The 12 cartoons, printed last September in Denmark’s Jyllands-Posten newspaper, are now so newsworthy that, as the Guardian reports, they have now appeared in Dutch, Swiss, Spanish, German and Italian newspapers.

(The cartoonist remains a heavy-handed satirist, but at least now, thanks to the extra royalties, his income has improved.)

These cartoons are big news. The Telegraph hears Roger Köppel, editor-in-chief of Germany’s Die Welt newspaper, call his decision to print one of the cartoons the “right to blasphemy”. He says that the main motive for running the cartoon is the ‘news value of the story’.

The Guardian notes how the front page of the daily France Soir has carried the headline: ‘Yes, we have the right to caricature God.’ The paper duly published a cartoon of Buddhist, Jewish, Muslim and Christian gods floating on a cloud to illustrate its point.

It’s hard to find fault with the reasoning. This is a stand against the kind of creeping censorship that this Government tried to introduce in its Racial and Religious Hatred Bill.

So why then, as the Guardian reports, has France Soir’s managing editor been sacked? According to Agence France Presse, France Soir’s owner, Raymond Lakah, says that he dismissed Jacques Lefranc ‘as a powerful sign of respect for the intimate beliefs and convictions of every individual’.

Can the same be said of the militant Islam? The Arab League demands those responsible ‘be punished’. Saudi Arabia has withdrawn its ambassador to Copenhagen. Gunmen from al-Aqsa Martyrs Brigade briefly occupied the EU’s office in the Gaza Strip, demanding an official apology.

If the cartoons are a form to religious hatred, will banning them lead us towards a more tolerant and egalitarian world.

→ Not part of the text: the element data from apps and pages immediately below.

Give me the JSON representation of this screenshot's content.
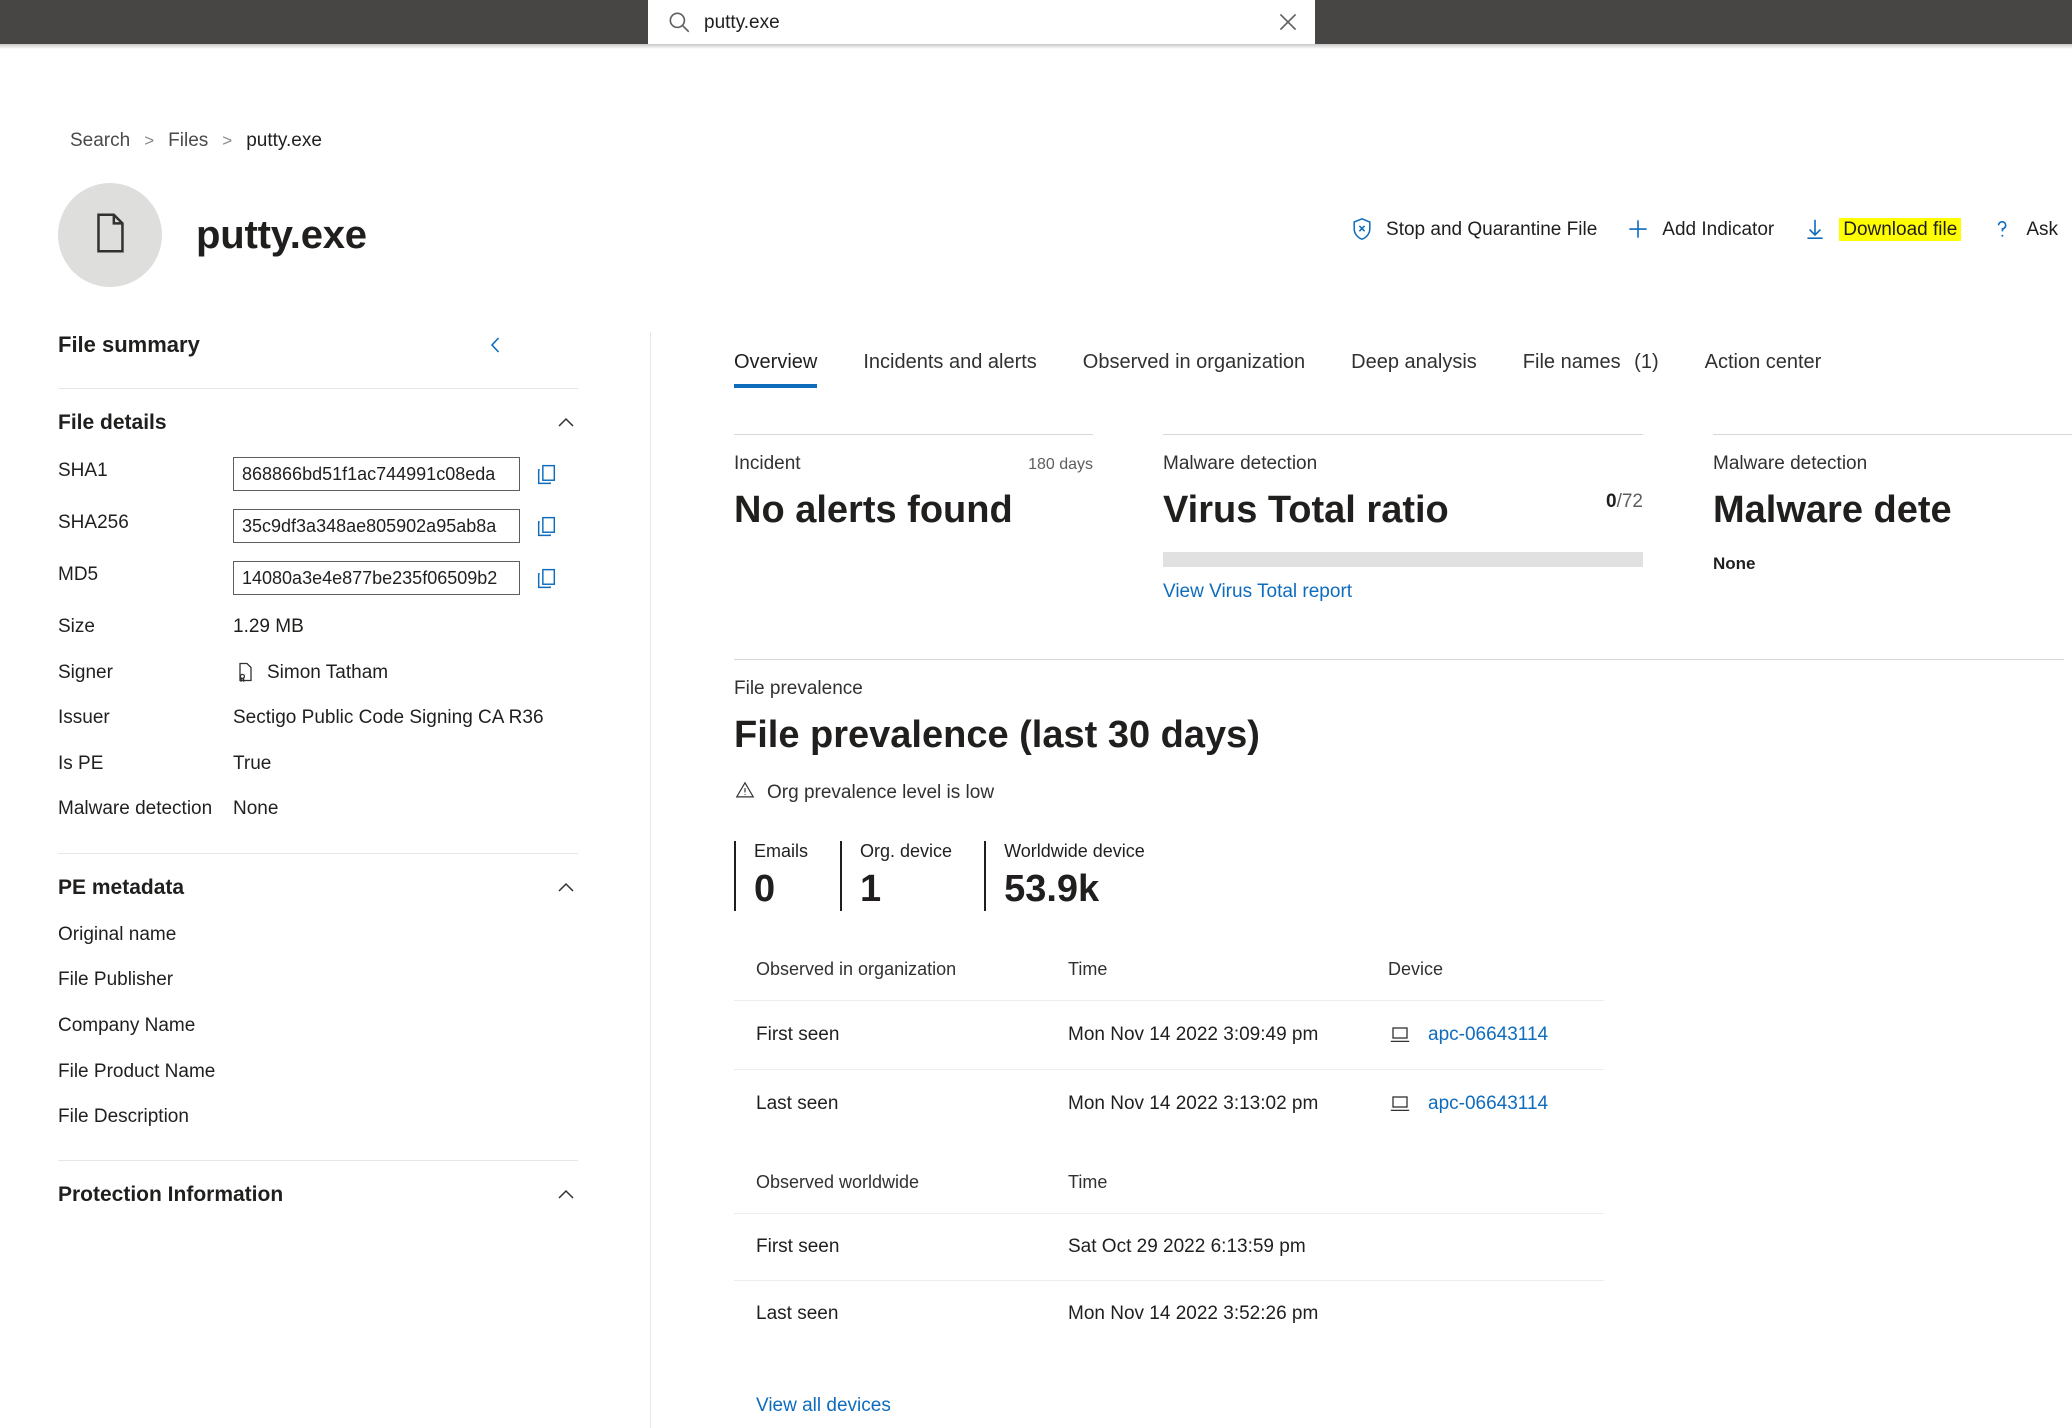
{
  "search": {
    "value": "putty.exe",
    "placeholder": "Search",
    "icon": "search-icon",
    "clear_icon": "close-icon"
  },
  "breadcrumb": {
    "items": [
      "Search",
      "Files",
      "putty.exe"
    ],
    "separator": ">"
  },
  "header": {
    "title": "putty.exe",
    "avatar_icon": "file-icon"
  },
  "commands": [
    {
      "label": "Stop and Quarantine File",
      "icon": "shield-x-icon",
      "highlight": false
    },
    {
      "label": "Add Indicator",
      "icon": "plus-icon",
      "highlight": false
    },
    {
      "label": "Download file",
      "icon": "download-icon",
      "highlight": true
    },
    {
      "label": "Ask",
      "icon": "question-icon",
      "highlight": false
    }
  ],
  "sidebar": {
    "title": "File summary",
    "collapse_icon": "chevron-left-icon",
    "file_details": {
      "title": "File details",
      "chevron": "chevron-up-icon",
      "hashes": [
        {
          "label": "SHA1",
          "value": "868866bd51f1ac744991c08eda",
          "copy_icon": "copy-icon"
        },
        {
          "label": "SHA256",
          "value": "35c9df3a348ae805902a95ab8a",
          "copy_icon": "copy-icon"
        },
        {
          "label": "MD5",
          "value": "14080a3e4e877be235f06509b2",
          "copy_icon": "copy-icon"
        }
      ],
      "size_label": "Size",
      "size_value": "1.29 MB",
      "signer_label": "Signer",
      "signer_value": "Simon Tatham",
      "signer_icon": "certificate-icon",
      "issuer_label": "Issuer",
      "issuer_value": "Sectigo Public Code Signing CA R36",
      "ispe_label": "Is PE",
      "ispe_value": "True",
      "malware_label": "Malware detection",
      "malware_value": "None"
    },
    "pe_metadata": {
      "title": "PE metadata",
      "chevron": "chevron-up-icon",
      "fields": [
        "Original name",
        "File Publisher",
        "Company Name",
        "File Product Name",
        "File Description"
      ]
    },
    "protection": {
      "title": "Protection Information",
      "chevron": "chevron-up-icon"
    }
  },
  "main": {
    "tabs": [
      {
        "label": "Overview",
        "count": "",
        "active": true
      },
      {
        "label": "Incidents and alerts",
        "count": "",
        "active": false
      },
      {
        "label": "Observed in organization",
        "count": "",
        "active": false
      },
      {
        "label": "Deep analysis",
        "count": "",
        "active": false
      },
      {
        "label": "File names",
        "count": "(1)",
        "active": false
      },
      {
        "label": "Action center",
        "count": "",
        "active": false
      }
    ],
    "cards": {
      "incident": {
        "eyebrow": "Incident",
        "meta": "180 days",
        "big": "No alerts found"
      },
      "virustotal": {
        "eyebrow": "Malware detection",
        "big": "Virus Total ratio",
        "ratio_numerator": "0",
        "ratio_denominator": "/72",
        "link": "View Virus Total report"
      },
      "malware": {
        "eyebrow": "Malware detection",
        "big": "Malware dete",
        "value": "None"
      }
    },
    "prevalence": {
      "eyebrow": "File prevalence",
      "title": "File prevalence (last 30 days)",
      "warning": "Org prevalence level is low",
      "warning_icon": "warning-triangle-icon",
      "stats": [
        {
          "label": "Emails",
          "value": "0"
        },
        {
          "label": "Org. device",
          "value": "1"
        },
        {
          "label": "Worldwide device",
          "value": "53.9k"
        }
      ]
    },
    "org_table": {
      "headers": [
        "Observed in organization",
        "Time",
        "Device"
      ],
      "rows": [
        {
          "event": "First seen",
          "time": "Mon Nov 14 2022 3:09:49 pm",
          "device": "apc-06643114",
          "device_icon": "device-icon"
        },
        {
          "event": "Last seen",
          "time": "Mon Nov 14 2022 3:13:02 pm",
          "device": "apc-06643114",
          "device_icon": "device-icon"
        }
      ]
    },
    "worldwide_table": {
      "headers": [
        "Observed worldwide",
        "Time"
      ],
      "rows": [
        {
          "event": "First seen",
          "time": "Sat Oct 29 2022 6:13:59 pm"
        },
        {
          "event": "Last seen",
          "time": "Mon Nov 14 2022 3:52:26 pm"
        }
      ]
    },
    "view_all_devices": "View all devices"
  },
  "colors": {
    "accent": "#0f6cbd",
    "header_bg": "#484644",
    "highlight": "#ffff00",
    "text": "#201f1e"
  }
}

Or will censoring them create racism and division?’

Posted: 2nd, February 2006 | In: Reviews Comment | TrackBack | Permalink